Return each line of the listing that has the word "label" in it.
INPUT RECORDS START
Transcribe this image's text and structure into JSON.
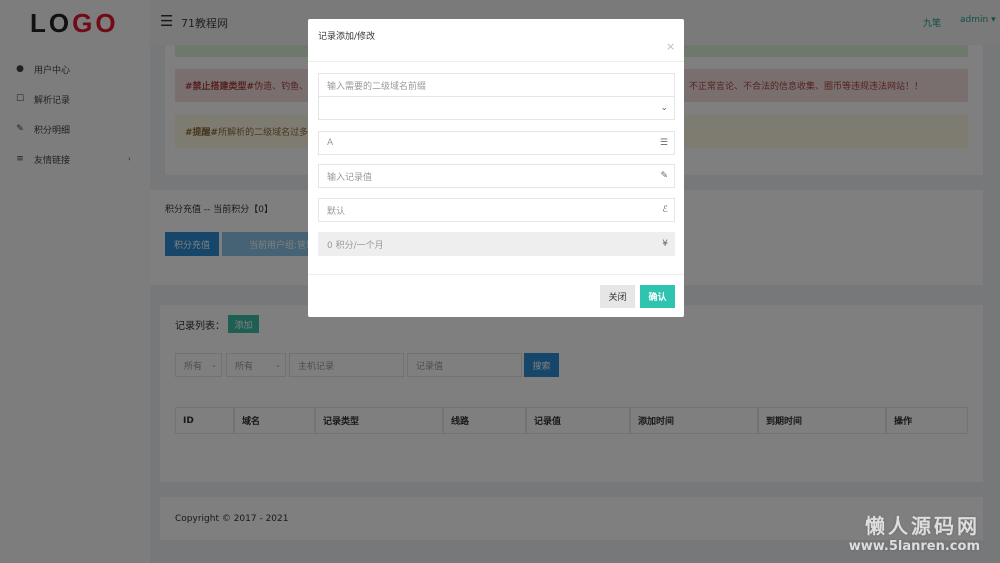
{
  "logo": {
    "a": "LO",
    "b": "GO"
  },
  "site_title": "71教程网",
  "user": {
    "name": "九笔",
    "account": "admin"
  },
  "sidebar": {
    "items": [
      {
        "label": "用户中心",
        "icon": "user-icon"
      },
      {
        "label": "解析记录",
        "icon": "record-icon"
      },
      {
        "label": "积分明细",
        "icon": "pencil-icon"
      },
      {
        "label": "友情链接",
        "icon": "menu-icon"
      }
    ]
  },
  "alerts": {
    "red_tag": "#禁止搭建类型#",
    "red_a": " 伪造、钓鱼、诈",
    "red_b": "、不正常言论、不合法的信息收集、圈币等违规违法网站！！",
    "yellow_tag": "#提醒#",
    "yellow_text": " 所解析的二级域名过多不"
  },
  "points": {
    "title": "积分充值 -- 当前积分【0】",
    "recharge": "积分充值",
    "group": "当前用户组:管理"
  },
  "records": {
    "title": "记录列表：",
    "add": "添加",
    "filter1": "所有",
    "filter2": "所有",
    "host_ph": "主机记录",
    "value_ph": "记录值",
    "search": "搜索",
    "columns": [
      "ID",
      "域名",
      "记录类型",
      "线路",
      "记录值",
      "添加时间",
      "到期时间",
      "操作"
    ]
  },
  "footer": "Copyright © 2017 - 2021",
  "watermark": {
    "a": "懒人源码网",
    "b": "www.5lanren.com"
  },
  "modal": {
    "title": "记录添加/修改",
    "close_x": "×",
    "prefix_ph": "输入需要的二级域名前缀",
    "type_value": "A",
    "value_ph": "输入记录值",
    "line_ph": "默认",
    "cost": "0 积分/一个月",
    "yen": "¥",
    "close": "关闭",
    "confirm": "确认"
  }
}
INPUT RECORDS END
▶ [FINAL ANSWER]
        "label": "用户中心",
        "label": "解析记录",
        "label": "积分明细",
        "label": "友情链接",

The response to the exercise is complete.